Leslie passed me shortly after that, looking very strong. She is also planning to race Grandma's and I've no doubt will do great. I was still feeling pretty good and ran the next section to the last aid station with a guy just behind me. He'd been suffering for a few miles and we passed another guy along here who didn't look in great shape. But as it turned out they were both able pick it up in the final few miles and cruised into the finish ahead of me. I just love seeing that spirit - you feel like crap, everything hurts, you're not having the race you thought you would, the race you know you could have... but you are still able to garner the inner strength and determination to rise to the challenge of the those never ending hills. I, on the other hand, cursed my lack of training and over indulgence of bad food for far too many months, as I watched the minutes tick by with no sign of those damn mile markers that Jeff insists on putting out for the last 5 miles!! I passed by the back of the visitor center knowing there was still 2 miles to go. But getting closer. Before long the open prairie and thoughts of the final climb. Figuring I would get in under 5 hours I did not attempt to run it! 4:58 and change. Good enough for 3rd place. I will run this race again next year and hopefully for many years to come. It feels like the start of the season. A gathering of friends after a long hibernation.

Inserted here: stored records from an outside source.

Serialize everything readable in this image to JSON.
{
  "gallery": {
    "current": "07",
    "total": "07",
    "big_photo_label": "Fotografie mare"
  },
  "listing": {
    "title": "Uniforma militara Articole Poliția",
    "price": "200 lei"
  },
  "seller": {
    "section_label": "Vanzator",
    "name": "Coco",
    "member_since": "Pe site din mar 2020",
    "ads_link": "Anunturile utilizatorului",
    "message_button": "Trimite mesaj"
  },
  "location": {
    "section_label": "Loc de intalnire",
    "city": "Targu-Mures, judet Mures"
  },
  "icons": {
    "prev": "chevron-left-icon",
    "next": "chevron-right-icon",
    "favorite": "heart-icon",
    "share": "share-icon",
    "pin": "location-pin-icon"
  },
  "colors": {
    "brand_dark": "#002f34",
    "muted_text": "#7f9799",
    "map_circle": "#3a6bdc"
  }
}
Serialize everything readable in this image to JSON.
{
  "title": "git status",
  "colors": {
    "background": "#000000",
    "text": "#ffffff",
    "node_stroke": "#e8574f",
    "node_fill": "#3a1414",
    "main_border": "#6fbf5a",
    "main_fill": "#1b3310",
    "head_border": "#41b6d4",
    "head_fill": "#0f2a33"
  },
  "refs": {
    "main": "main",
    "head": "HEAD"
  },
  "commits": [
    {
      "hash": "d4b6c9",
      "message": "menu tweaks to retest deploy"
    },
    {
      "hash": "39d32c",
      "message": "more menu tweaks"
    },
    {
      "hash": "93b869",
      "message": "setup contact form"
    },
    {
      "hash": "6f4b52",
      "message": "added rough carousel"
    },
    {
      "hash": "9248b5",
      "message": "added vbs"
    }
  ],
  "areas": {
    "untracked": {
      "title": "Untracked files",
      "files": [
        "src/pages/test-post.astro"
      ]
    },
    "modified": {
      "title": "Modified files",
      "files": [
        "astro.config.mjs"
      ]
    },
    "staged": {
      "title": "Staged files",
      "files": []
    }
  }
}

Congrats to all the runners and a big thank you to Jeff & Patrice, and all of the volunteers and crew out there who made it a very enjoyable day on the trail.

Next up for me is the Black Hills 100K in South Dakota on June 25. I am excited to visit the area again. The Badlands NP is one of my favourite places. Between now and then... an improved training plan!

* I don't count Houston as an official finish in my list of races as I wasn't registered for it - swapped my half number with Karen who didn't feel up for 26.2 miles. Ran with Kami the whole way and we cruised chatted our way to a 4:20 finish.

All photos courtesy of Lisa who's help and support during the race was greatly appreciated!

At the start line, telling the guys to watch out for the Great Dane... he had a great run and took 4th place (and then went out to look for his lovely wife on the trail - while she was back at the finish line drinking beer. Well, okay, that part's a lie.)

Mile 2...
Check out Tracy's most recent adventures at her blog

Coming into the turnaround...

Chris had a surprise for me after he finished...

Check out the "Chicked" range of t-shirts designed and marketed by two artistic and fun-loving ladies in Minneapolis: http://www.chicked.com/